**The input:**
==============================

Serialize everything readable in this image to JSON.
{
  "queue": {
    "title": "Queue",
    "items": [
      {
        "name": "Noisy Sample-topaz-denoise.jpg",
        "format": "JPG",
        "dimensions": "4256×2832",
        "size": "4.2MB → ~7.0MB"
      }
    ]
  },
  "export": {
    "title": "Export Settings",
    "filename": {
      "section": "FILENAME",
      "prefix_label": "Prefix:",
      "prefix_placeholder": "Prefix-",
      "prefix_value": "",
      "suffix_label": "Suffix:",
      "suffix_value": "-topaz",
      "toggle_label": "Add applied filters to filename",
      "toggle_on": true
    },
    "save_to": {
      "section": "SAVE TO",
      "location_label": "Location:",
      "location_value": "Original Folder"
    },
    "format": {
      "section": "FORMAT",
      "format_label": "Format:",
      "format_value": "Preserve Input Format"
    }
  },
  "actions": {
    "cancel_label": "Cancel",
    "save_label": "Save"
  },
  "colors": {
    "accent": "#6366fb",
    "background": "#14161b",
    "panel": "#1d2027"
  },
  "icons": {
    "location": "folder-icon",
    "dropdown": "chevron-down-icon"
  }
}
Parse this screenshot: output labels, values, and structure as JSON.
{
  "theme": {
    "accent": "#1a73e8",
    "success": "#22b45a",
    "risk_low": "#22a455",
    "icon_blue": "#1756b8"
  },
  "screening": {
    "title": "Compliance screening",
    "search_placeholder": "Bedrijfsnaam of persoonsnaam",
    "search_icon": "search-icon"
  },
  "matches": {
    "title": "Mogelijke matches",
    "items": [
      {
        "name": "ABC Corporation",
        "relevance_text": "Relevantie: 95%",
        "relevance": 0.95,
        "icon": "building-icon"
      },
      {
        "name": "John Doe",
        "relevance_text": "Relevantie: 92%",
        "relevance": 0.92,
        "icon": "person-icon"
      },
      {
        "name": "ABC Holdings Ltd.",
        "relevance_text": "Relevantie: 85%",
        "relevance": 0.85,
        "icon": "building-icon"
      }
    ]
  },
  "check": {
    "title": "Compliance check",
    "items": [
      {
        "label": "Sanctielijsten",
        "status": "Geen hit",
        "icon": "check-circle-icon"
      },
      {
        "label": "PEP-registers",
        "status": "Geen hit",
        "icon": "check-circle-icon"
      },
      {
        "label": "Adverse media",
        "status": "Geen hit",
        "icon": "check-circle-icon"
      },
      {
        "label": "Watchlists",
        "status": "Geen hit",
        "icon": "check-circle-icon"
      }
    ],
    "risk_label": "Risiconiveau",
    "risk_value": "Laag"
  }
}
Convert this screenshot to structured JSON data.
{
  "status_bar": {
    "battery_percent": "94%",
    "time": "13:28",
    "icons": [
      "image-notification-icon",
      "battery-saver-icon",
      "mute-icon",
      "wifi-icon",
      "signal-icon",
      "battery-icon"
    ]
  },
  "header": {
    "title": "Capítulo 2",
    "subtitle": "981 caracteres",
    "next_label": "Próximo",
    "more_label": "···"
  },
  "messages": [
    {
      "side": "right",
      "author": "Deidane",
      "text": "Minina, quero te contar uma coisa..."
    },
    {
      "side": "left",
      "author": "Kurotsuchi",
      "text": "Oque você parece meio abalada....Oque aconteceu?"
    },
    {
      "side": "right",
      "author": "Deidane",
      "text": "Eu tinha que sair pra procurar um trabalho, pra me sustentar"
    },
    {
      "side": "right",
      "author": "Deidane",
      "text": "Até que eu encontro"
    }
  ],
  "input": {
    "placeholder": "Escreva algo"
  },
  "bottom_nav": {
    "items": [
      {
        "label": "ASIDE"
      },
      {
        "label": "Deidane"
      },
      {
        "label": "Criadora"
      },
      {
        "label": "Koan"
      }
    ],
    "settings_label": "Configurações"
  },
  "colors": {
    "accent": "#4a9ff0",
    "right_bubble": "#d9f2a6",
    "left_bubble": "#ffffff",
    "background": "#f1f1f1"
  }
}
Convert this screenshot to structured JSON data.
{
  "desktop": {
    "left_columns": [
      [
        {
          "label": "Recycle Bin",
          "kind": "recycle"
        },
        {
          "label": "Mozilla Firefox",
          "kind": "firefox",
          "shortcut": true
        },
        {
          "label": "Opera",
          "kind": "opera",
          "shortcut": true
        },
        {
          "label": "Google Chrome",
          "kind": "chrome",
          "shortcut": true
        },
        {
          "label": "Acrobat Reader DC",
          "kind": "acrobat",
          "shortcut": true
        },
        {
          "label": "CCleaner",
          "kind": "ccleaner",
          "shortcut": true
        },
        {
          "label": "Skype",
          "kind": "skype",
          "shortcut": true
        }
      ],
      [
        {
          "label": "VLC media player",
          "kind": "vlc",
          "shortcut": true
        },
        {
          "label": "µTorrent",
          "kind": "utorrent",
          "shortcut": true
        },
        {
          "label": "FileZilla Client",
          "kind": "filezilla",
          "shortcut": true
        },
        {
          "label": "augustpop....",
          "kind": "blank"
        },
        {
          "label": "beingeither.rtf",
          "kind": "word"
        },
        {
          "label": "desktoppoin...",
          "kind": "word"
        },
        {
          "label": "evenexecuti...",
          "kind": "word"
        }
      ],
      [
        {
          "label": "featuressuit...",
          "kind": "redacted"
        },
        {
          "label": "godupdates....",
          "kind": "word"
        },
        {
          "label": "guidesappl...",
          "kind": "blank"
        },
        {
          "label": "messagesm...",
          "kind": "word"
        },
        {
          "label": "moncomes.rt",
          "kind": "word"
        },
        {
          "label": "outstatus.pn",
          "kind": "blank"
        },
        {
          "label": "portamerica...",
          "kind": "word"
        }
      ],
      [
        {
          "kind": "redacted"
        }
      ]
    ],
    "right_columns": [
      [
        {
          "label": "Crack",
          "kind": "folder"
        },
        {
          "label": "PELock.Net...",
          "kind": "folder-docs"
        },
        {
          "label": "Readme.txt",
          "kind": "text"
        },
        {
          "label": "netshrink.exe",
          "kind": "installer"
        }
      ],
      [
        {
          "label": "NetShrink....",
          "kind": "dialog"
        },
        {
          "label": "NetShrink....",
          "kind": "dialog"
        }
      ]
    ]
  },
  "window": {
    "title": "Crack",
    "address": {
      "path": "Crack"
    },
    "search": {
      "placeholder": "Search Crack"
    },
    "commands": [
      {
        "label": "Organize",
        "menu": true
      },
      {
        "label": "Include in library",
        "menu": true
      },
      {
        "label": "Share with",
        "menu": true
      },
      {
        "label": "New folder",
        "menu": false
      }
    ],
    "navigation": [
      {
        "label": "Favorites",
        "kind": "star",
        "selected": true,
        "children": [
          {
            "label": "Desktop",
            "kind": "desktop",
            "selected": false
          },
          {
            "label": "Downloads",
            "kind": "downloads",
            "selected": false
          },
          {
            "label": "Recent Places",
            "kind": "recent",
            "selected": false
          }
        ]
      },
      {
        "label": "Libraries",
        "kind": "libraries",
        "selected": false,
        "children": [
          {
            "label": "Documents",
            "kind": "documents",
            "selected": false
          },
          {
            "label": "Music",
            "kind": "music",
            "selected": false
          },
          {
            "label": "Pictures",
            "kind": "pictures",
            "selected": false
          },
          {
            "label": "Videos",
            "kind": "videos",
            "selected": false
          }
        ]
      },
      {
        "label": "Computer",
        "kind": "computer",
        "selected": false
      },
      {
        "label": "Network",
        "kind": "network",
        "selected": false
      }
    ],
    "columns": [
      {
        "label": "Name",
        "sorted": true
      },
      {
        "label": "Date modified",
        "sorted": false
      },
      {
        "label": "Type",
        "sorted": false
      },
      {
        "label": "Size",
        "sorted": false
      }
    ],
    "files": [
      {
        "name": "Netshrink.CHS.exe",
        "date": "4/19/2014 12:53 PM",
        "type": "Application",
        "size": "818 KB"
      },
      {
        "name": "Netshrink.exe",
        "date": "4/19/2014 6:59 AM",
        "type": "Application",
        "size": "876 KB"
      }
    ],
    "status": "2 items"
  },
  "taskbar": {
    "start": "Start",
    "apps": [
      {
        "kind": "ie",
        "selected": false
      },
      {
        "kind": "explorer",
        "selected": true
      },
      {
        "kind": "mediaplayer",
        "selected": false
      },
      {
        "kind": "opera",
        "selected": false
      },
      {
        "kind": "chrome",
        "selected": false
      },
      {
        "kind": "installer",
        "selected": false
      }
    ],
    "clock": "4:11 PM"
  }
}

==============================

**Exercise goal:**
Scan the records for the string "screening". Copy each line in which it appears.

**Task answer:**
  "screening": {
    "title": "Compliance screening",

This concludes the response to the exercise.